ABOUT THIS TASK |
Write down exactly the lines from the one below that has "What's the underlying" to the end of the data, both ends included; the pictures should not appear in your copy.

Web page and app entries
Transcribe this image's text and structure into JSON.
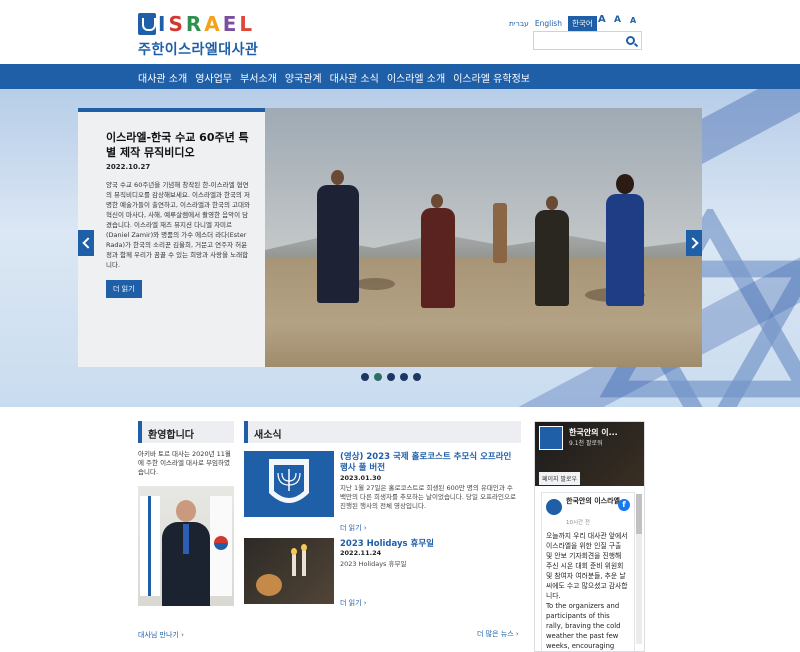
{
  "header": {
    "logo_letters": [
      "I",
      "S",
      "R",
      "A",
      "E",
      "L"
    ],
    "logo_colors": [
      "#1f5fa8",
      "#d2382e",
      "#2f8f4e",
      "#f2a31b",
      "#7b4fa0",
      "#e2463a"
    ],
    "site_name": "주한이스라엘대사관",
    "languages": [
      "עברית",
      "English",
      "한국어"
    ],
    "active_language": "한국어",
    "font_sizes": [
      "A",
      "A",
      "A"
    ],
    "search_placeholder": ""
  },
  "nav": {
    "items": [
      "대사관 소개",
      "영사업무",
      "부서소개",
      "양국관계",
      "대사관 소식",
      "이스라엘 소개",
      "이스라엘 유학정보"
    ]
  },
  "hero": {
    "title": "이스라엘-한국 수교 60주년 특별 제작 뮤직비디오",
    "date": "2022.10.27",
    "body": "양국 수교 60주년을 기념해 창작된 한-이스라엘 협연의 뮤직비디오를 감상해보세요. 이스라엘과 한국의 저명한 예술가들이 출연하고, 이스라엘과 한국의 고대와 혁신이 마사다, 사해, 예루살렘에서 촬영한 음악이 담겼습니다. 이스라엘 재즈 뮤지션 다니엘 자미르(Daniel Zamir)와 명품의 가수 에스더 라다(Ester Rada)가 한국의 소리꾼 김율희, 거문고 연주자 허윤정과 함께 우리가 꿈꿀 수 있는 희망과 사랑을 노래합니다.",
    "button": "더 읽기",
    "slide_count": 5,
    "active_slide": 1
  },
  "welcome": {
    "title": "환영합니다",
    "text": "아키바 토르 대사는 2020년 11월에 주한 이스라엘 대사로 부임하였습니다.",
    "link": "대사님 만나기"
  },
  "news": {
    "title": "새소식",
    "items": [
      {
        "title": "(영상) 2023 국제 홀로코스트 추모식 오프라인 행사 풀 버전",
        "date": "2023.01.30",
        "body": "지난 1월 27일은 홀로코스트로 희생된 600만 명의 유대인과 수 백만의 다른 희생자를 추모하는 날이었습니다. 당일 오프라인으로 진행된 행사의 전체 영상입니다.",
        "link": "더 읽기"
      },
      {
        "title": "2023 Holidays 휴무일",
        "date": "2022.11.24",
        "body": "2023 Holidays 휴무일",
        "link": "더 읽기"
      }
    ],
    "more_link": "더 많은 뉴스"
  },
  "facebook": {
    "page_name": "한국안의 이...",
    "followers": "9.1천 팔로워",
    "like_button": "페이지 팔로우",
    "post_author": "한국안의 이스라엘",
    "post_time": "10시간 전",
    "post_text_ko": "오늘까지 우리 대사관 앞에서 이스라엘을 위한 인질 구출 및 안보 기자회견을 진행해 주신 시온 대회 준비 위원회 및 참여자 여러분들, 추운 날씨에도 수고 많으셨고 감사합니다.",
    "post_text_en": "To the organizers and participants of this rally, braving the cold weather the past few weeks, encouraging people to learn about Israel's"
  }
}
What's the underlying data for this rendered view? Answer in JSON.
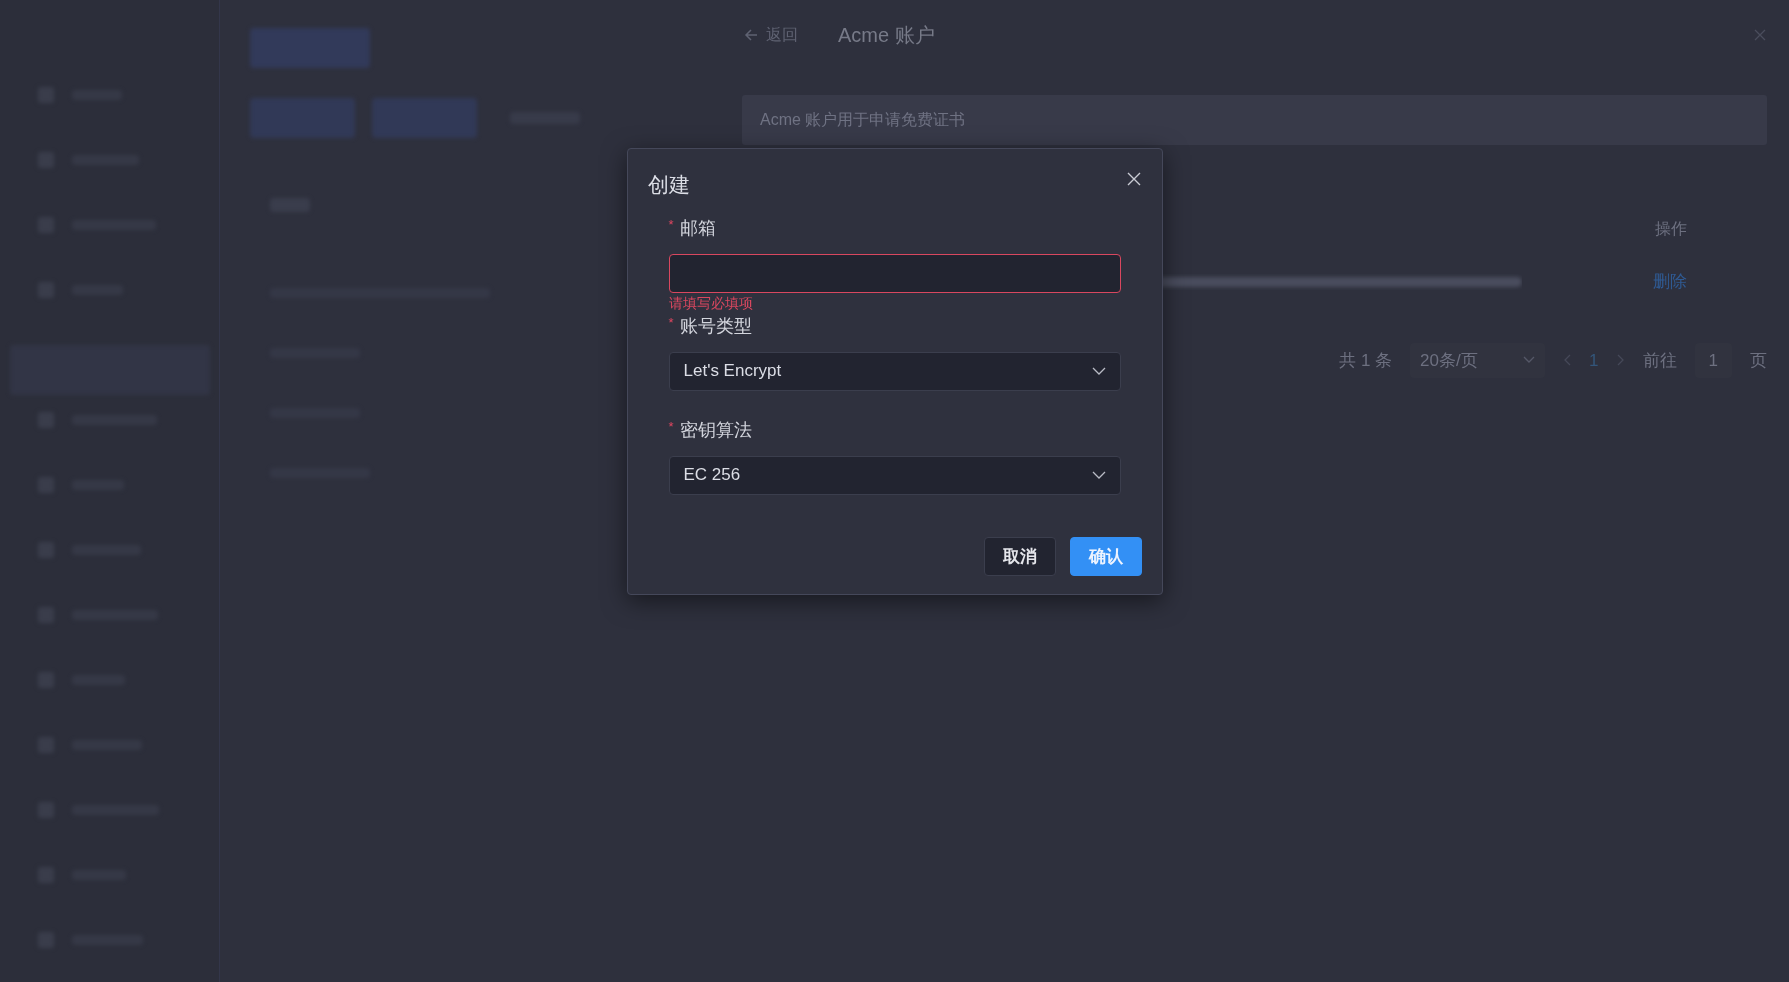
{
  "drawer": {
    "back_label": "返回",
    "title": "Acme 账户",
    "description": "Acme 账户用于申请免费证书",
    "table": {
      "columns": [
        "操作"
      ],
      "rows": [
        {
          "action": "删除"
        }
      ]
    },
    "pagination": {
      "total": "共 1 条",
      "page_size": "20条/页",
      "current_page": "1",
      "goto_label": "前往",
      "goto_value": "1",
      "page_suffix": "页"
    }
  },
  "dialog": {
    "title": "创建",
    "fields": [
      {
        "kind": "input",
        "required_mark": "*",
        "label": "邮箱",
        "invalid": true,
        "error": "请填写必填项"
      },
      {
        "kind": "select",
        "required_mark": "*",
        "label": "账号类型",
        "invalid": false,
        "value": "Let's Encrypt"
      },
      {
        "kind": "select",
        "required_mark": "*",
        "label": "密钥算法",
        "invalid": false,
        "value": "EC 256"
      }
    ],
    "buttons": [
      {
        "kind": "default",
        "label": "取消"
      },
      {
        "kind": "primary",
        "label": "确认"
      }
    ]
  }
}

RESPONSE BOX |
What's the underlying data for this rendered view? Answer in JSON.
{
  "drawer": {
    "back_label": "返回",
    "title": "Acme 账户",
    "description": "Acme 账户用于申请免费证书",
    "table": {
      "columns": [
        "操作"
      ],
      "rows": [
        {
          "action": "删除"
        }
      ]
    },
    "pagination": {
      "total": "共 1 条",
      "page_size": "20条/页",
      "current_page": "1",
      "goto_label": "前往",
      "goto_value": "1",
      "page_suffix": "页"
    }
  },
  "dialog": {
    "title": "创建",
    "fields": [
      {
        "kind": "input",
        "required_mark": "*",
        "label": "邮箱",
        "invalid": true,
        "error": "请填写必填项"
      },
      {
        "kind": "select",
        "required_mark": "*",
        "label": "账号类型",
        "invalid": false,
        "value": "Let's Encrypt"
      },
      {
        "kind": "select",
        "required_mark": "*",
        "label": "密钥算法",
        "invalid": false,
        "value": "EC 256"
      }
    ],
    "buttons": [
      {
        "kind": "default",
        "label": "取消"
      },
      {
        "kind": "primary",
        "label": "确认"
      }
    ]
  }
}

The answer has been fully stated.